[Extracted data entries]
________

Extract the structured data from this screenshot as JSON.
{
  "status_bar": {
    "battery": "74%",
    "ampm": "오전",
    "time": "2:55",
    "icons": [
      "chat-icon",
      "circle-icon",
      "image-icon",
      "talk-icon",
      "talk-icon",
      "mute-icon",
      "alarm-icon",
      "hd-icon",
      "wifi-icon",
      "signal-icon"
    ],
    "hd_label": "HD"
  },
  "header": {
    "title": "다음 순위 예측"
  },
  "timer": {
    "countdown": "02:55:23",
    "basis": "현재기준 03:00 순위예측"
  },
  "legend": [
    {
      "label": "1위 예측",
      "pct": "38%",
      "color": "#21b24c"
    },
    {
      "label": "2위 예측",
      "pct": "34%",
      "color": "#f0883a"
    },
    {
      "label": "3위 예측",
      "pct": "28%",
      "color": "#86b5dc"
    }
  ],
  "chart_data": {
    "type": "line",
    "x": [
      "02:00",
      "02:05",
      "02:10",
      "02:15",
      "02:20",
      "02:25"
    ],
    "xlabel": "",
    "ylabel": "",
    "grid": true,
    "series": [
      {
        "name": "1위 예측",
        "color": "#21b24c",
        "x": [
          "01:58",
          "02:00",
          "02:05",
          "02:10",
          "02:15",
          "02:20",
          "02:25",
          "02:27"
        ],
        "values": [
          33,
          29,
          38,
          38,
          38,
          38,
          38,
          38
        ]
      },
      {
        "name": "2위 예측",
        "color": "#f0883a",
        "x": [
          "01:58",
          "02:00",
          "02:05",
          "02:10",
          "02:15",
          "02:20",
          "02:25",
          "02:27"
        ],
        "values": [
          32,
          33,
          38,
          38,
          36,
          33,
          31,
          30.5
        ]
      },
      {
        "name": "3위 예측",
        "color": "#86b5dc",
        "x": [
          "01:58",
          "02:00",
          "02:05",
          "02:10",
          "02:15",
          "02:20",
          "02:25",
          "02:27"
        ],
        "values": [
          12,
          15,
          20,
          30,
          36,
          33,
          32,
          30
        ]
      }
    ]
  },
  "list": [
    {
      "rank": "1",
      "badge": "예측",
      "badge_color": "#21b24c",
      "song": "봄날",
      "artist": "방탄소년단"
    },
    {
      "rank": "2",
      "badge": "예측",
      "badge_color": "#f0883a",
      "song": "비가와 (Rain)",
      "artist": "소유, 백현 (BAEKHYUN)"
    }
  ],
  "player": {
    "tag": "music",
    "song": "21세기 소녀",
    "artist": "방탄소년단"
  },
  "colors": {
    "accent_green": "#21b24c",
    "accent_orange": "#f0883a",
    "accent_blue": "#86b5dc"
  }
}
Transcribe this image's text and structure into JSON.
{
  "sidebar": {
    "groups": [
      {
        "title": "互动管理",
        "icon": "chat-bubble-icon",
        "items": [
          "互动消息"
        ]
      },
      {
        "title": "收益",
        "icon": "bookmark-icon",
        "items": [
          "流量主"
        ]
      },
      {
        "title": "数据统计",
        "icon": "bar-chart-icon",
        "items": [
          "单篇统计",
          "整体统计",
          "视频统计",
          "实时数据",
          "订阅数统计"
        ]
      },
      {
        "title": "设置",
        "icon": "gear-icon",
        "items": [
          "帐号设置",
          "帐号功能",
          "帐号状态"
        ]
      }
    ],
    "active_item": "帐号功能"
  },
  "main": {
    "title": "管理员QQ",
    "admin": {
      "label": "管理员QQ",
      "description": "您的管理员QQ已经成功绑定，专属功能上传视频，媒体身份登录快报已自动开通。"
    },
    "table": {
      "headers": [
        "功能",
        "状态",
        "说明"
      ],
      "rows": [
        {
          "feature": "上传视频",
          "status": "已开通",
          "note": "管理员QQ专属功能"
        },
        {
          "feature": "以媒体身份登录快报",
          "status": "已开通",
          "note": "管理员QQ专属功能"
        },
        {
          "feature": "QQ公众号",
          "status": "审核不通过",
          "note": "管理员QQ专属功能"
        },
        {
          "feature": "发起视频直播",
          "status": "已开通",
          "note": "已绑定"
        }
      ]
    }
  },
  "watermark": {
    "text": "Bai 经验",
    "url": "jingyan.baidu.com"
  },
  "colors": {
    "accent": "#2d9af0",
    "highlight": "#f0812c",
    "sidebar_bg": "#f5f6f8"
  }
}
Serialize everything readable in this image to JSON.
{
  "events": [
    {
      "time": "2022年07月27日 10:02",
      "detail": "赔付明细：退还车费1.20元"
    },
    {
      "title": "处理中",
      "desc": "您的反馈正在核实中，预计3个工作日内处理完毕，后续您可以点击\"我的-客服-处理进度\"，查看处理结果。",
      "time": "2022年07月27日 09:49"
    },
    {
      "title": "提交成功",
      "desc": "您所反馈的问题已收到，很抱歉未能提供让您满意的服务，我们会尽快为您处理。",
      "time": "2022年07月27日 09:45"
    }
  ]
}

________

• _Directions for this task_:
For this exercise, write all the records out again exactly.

• _Answer to the exercise_:
Extract the structured data from this screenshot as JSON.
{
  "status_bar": {
    "battery": "74%",
    "ampm": "오전",
    "time": "2:55",
    "icons": [
      "chat-icon",
      "circle-icon",
      "image-icon",
      "talk-icon",
      "talk-icon",
      "mute-icon",
      "alarm-icon",
      "hd-icon",
      "wifi-icon",
      "signal-icon"
    ],
    "hd_label": "HD"
  },
  "header": {
    "title": "다음 순위 예측"
  },
  "timer": {
    "countdown": "02:55:23",
    "basis": "현재기준 03:00 순위예측"
  },
  "legend": [
    {
      "label": "1위 예측",
      "pct": "38%",
      "color": "#21b24c"
    },
    {
      "label": "2위 예측",
      "pct": "34%",
      "color": "#f0883a"
    },
    {
      "label": "3위 예측",
      "pct": "28%",
      "color": "#86b5dc"
    }
  ],
  "chart_data": {
    "type": "line",
    "x": [
      "02:00",
      "02:05",
      "02:10",
      "02:15",
      "02:20",
      "02:25"
    ],
    "xlabel": "",
    "ylabel": "",
    "grid": true,
    "series": [
      {
        "name": "1위 예측",
        "color": "#21b24c",
        "x": [
          "01:58",
          "02:00",
          "02:05",
          "02:10",
          "02:15",
          "02:20",
          "02:25",
          "02:27"
        ],
        "values": [
          33,
          29,
          38,
          38,
          38,
          38,
          38,
          38
        ]
      },
      {
        "name": "2위 예측",
        "color": "#f0883a",
        "x": [
          "01:58",
          "02:00",
          "02:05",
          "02:10",
          "02:15",
          "02:20",
          "02:25",
          "02:27"
        ],
        "values": [
          32,
          33,
          38,
          38,
          36,
          33,
          31,
          30.5
        ]
      },
      {
        "name": "3위 예측",
        "color": "#86b5dc",
        "x": [
          "01:58",
          "02:00",
          "02:05",
          "02:10",
          "02:15",
          "02:20",
          "02:25",
          "02:27"
        ],
        "values": [
          12,
          15,
          20,
          30,
          36,
          33,
          32,
          30
        ]
      }
    ]
  },
  "list": [
    {
      "rank": "1",
      "badge": "예측",
      "badge_color": "#21b24c",
      "song": "봄날",
      "artist": "방탄소년단"
    },
    {
      "rank": "2",
      "badge": "예측",
      "badge_color": "#f0883a",
      "song": "비가와 (Rain)",
      "artist": "소유, 백현 (BAEKHYUN)"
    }
  ],
  "player": {
    "tag": "music",
    "song": "21세기 소녀",
    "artist": "방탄소년단"
  },
  "colors": {
    "accent_green": "#21b24c",
    "accent_orange": "#f0883a",
    "accent_blue": "#86b5dc"
  }
}
Transcribe this image's text and structure into JSON.
{
  "sidebar": {
    "groups": [
      {
        "title": "互动管理",
        "icon": "chat-bubble-icon",
        "items": [
          "互动消息"
        ]
      },
      {
        "title": "收益",
        "icon": "bookmark-icon",
        "items": [
          "流量主"
        ]
      },
      {
        "title": "数据统计",
        "icon": "bar-chart-icon",
        "items": [
          "单篇统计",
          "整体统计",
          "视频统计",
          "实时数据",
          "订阅数统计"
        ]
      },
      {
        "title": "设置",
        "icon": "gear-icon",
        "items": [
          "帐号设置",
          "帐号功能",
          "帐号状态"
        ]
      }
    ],
    "active_item": "帐号功能"
  },
  "main": {
    "title": "管理员QQ",
    "admin": {
      "label": "管理员QQ",
      "description": "您的管理员QQ已经成功绑定，专属功能上传视频，媒体身份登录快报已自动开通。"
    },
    "table": {
      "headers": [
        "功能",
        "状态",
        "说明"
      ],
      "rows": [
        {
          "feature": "上传视频",
          "status": "已开通",
          "note": "管理员QQ专属功能"
        },
        {
          "feature": "以媒体身份登录快报",
          "status": "已开通",
          "note": "管理员QQ专属功能"
        },
        {
          "feature": "QQ公众号",
          "status": "审核不通过",
          "note": "管理员QQ专属功能"
        },
        {
          "feature": "发起视频直播",
          "status": "已开通",
          "note": "已绑定"
        }
      ]
    }
  },
  "watermark": {
    "text": "Bai 经验",
    "url": "jingyan.baidu.com"
  },
  "colors": {
    "accent": "#2d9af0",
    "highlight": "#f0812c",
    "sidebar_bg": "#f5f6f8"
  }
}
Serialize everything readable in this image to JSON.
{
  "events": [
    {
      "time": "2022年07月27日 10:02",
      "detail": "赔付明细：退还车费1.20元"
    },
    {
      "title": "处理中",
      "desc": "您的反馈正在核实中，预计3个工作日内处理完毕，后续您可以点击\"我的-客服-处理进度\"，查看处理结果。",
      "time": "2022年07月27日 09:49"
    },
    {
      "title": "提交成功",
      "desc": "您所反馈的问题已收到，很抱歉未能提供让您满意的服务，我们会尽快为您处理。",
      "time": "2022年07月27日 09:45"
    }
  ]
}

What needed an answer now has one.